GIVEN DATA

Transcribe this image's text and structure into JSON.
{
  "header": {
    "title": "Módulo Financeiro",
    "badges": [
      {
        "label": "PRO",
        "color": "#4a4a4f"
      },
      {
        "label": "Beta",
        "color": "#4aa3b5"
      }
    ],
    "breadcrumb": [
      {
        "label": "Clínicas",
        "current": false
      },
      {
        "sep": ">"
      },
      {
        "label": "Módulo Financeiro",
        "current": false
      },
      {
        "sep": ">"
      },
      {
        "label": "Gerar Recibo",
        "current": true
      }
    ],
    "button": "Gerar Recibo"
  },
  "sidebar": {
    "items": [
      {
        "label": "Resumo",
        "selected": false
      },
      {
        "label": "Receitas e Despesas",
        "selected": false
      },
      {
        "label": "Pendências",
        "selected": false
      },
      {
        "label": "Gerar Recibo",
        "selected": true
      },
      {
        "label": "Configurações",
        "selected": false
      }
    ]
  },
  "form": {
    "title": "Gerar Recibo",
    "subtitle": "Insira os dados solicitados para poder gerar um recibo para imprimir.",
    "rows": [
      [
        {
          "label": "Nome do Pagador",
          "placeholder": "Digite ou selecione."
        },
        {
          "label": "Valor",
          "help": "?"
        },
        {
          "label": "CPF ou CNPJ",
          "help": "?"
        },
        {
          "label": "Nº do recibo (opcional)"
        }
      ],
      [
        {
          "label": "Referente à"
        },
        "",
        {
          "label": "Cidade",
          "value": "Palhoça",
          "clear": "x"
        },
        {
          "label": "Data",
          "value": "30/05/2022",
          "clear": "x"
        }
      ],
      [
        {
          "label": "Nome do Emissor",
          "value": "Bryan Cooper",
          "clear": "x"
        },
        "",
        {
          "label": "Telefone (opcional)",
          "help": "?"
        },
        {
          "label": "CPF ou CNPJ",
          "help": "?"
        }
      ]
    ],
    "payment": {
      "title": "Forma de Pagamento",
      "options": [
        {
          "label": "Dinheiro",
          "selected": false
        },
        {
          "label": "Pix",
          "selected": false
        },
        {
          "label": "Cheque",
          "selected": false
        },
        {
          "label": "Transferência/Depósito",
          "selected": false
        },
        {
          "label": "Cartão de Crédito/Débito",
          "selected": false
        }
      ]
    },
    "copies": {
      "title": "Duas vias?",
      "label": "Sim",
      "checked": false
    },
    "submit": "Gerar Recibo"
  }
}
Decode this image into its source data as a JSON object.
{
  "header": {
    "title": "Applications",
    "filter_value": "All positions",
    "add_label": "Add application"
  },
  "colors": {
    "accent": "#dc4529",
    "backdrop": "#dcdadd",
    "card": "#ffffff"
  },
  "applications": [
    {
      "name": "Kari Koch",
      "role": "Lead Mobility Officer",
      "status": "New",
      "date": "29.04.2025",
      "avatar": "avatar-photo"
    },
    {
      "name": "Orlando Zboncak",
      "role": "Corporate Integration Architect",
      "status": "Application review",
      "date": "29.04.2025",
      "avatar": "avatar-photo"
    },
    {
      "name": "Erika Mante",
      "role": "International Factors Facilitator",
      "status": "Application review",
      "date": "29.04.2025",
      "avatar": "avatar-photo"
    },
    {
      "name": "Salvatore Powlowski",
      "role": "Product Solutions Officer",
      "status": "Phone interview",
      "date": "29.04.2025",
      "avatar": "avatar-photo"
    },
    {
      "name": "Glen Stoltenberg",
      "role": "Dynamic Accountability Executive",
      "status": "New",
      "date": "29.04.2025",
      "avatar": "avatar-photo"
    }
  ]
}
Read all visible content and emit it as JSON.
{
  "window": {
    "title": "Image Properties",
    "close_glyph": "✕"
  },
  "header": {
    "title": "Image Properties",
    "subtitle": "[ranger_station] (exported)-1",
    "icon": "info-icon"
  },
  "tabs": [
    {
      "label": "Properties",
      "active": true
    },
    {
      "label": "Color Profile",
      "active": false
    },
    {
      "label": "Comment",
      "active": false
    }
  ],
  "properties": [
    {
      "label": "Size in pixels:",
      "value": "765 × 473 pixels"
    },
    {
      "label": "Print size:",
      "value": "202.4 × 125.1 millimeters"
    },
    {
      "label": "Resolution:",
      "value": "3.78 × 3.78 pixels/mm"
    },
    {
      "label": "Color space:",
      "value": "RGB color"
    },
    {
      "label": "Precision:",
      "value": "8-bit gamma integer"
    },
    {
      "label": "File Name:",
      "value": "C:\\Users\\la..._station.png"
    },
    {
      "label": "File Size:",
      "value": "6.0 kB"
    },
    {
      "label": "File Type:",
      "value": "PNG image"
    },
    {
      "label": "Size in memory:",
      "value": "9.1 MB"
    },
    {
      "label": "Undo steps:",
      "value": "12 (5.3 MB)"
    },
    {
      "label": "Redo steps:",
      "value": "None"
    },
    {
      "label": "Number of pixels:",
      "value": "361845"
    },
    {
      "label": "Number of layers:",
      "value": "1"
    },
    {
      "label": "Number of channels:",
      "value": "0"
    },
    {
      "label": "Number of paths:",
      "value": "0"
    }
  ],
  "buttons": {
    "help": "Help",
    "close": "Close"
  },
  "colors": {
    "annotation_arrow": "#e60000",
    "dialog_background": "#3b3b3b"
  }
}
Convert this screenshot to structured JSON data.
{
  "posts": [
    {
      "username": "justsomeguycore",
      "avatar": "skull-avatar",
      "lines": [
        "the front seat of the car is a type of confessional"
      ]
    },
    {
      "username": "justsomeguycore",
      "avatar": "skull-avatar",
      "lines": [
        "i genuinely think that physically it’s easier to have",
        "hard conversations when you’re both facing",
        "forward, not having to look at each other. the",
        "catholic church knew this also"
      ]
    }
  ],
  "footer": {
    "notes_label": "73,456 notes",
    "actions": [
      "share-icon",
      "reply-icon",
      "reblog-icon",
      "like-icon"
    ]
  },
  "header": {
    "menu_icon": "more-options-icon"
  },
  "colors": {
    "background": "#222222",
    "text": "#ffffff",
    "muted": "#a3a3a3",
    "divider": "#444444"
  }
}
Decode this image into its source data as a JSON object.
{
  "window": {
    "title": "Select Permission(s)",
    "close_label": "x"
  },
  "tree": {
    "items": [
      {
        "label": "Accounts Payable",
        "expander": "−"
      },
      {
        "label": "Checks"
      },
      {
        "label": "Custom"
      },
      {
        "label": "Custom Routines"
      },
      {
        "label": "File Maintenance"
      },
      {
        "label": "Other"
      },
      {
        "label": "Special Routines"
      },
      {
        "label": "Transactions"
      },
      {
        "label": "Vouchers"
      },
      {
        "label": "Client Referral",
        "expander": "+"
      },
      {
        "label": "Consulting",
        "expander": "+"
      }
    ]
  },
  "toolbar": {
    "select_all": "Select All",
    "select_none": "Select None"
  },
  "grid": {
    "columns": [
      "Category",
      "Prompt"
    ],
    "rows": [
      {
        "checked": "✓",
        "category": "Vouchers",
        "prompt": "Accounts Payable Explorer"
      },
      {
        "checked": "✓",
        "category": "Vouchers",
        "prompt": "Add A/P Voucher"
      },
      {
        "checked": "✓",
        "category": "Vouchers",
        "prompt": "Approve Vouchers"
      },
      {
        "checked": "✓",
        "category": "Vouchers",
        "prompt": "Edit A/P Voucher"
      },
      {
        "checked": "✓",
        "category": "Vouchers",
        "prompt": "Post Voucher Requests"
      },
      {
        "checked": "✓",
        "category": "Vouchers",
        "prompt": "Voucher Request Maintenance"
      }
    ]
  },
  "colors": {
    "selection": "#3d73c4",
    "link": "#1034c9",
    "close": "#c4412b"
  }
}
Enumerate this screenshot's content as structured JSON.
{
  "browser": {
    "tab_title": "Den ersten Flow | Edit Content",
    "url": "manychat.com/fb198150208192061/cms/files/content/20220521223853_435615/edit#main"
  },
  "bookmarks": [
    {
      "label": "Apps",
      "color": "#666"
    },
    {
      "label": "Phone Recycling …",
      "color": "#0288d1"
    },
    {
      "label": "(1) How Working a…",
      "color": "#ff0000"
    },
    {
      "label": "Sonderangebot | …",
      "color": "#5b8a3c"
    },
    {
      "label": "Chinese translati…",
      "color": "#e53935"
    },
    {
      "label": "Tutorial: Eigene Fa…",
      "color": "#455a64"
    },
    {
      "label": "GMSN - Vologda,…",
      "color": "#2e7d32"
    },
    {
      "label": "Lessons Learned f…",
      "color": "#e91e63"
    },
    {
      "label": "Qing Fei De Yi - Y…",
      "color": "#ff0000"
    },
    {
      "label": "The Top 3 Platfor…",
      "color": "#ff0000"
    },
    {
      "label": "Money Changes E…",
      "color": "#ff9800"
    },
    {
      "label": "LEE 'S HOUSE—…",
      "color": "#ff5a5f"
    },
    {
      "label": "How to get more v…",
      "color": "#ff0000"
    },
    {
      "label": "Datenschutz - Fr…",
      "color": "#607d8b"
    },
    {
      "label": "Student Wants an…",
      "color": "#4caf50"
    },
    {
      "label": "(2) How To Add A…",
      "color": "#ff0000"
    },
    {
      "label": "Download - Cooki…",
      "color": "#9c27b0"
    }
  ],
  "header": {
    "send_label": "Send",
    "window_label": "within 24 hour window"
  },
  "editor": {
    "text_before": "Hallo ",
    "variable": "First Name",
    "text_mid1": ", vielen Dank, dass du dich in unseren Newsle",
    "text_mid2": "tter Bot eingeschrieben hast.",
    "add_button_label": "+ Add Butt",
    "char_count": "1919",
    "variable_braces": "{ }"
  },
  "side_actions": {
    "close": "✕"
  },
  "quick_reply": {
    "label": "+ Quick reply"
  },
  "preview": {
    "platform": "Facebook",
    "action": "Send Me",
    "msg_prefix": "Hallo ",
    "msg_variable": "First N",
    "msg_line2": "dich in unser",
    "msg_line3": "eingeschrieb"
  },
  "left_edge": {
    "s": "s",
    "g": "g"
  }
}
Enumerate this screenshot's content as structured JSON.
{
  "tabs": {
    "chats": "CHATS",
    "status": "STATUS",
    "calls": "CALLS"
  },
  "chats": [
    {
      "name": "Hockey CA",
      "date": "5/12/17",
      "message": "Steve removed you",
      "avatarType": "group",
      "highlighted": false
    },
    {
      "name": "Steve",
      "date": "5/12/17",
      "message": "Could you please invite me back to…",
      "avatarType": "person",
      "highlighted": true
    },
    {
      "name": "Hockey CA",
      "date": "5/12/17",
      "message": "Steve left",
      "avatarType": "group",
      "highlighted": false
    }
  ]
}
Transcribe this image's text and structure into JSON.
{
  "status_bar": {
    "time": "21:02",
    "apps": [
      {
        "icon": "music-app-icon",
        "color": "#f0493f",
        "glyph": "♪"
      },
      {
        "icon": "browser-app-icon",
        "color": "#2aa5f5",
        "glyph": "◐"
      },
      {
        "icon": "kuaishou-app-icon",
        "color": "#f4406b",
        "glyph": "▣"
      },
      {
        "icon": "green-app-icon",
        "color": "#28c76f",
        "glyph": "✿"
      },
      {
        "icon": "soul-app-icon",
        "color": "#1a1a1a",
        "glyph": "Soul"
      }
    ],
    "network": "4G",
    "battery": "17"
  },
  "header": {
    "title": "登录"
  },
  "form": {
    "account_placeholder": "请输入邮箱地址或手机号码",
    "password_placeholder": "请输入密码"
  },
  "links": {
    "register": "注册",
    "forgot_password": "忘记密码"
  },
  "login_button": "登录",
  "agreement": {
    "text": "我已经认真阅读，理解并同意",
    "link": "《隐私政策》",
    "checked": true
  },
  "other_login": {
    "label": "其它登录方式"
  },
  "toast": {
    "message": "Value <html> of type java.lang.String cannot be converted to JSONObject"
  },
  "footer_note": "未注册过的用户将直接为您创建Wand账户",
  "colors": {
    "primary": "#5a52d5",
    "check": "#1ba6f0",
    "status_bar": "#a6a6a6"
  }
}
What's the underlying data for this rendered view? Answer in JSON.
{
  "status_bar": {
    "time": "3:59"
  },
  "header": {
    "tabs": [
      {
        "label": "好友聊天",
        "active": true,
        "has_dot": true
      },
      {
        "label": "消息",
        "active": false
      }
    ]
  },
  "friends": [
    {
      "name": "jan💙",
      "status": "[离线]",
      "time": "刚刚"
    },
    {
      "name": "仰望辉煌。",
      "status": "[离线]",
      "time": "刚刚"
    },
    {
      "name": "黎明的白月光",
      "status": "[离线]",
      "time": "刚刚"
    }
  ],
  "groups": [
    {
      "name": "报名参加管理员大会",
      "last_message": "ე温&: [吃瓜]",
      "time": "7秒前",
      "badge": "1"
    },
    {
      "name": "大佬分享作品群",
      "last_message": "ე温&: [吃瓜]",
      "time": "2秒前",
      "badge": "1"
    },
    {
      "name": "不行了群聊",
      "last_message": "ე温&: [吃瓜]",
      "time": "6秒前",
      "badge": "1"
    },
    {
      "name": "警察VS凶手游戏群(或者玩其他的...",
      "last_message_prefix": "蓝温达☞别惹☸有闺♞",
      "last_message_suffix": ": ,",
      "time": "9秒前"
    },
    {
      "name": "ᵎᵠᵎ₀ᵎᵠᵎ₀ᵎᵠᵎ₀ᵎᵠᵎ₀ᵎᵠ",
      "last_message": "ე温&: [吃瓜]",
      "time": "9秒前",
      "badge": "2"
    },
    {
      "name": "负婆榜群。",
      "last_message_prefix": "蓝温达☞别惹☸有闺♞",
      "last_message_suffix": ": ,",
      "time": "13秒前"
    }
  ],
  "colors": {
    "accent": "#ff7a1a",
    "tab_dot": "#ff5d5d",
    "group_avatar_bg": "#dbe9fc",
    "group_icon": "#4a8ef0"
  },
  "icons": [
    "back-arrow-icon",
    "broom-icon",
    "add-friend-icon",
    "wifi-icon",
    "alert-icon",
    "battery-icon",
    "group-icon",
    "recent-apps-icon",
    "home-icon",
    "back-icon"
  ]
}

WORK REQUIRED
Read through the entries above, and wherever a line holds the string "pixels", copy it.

ANSWER SECTION
      "label": "Size in pixels:",
      "value": "765 × 473 pixels"
      "value": "3.78 × 3.78 pixels/mm"
      "label": "Number of pixels:",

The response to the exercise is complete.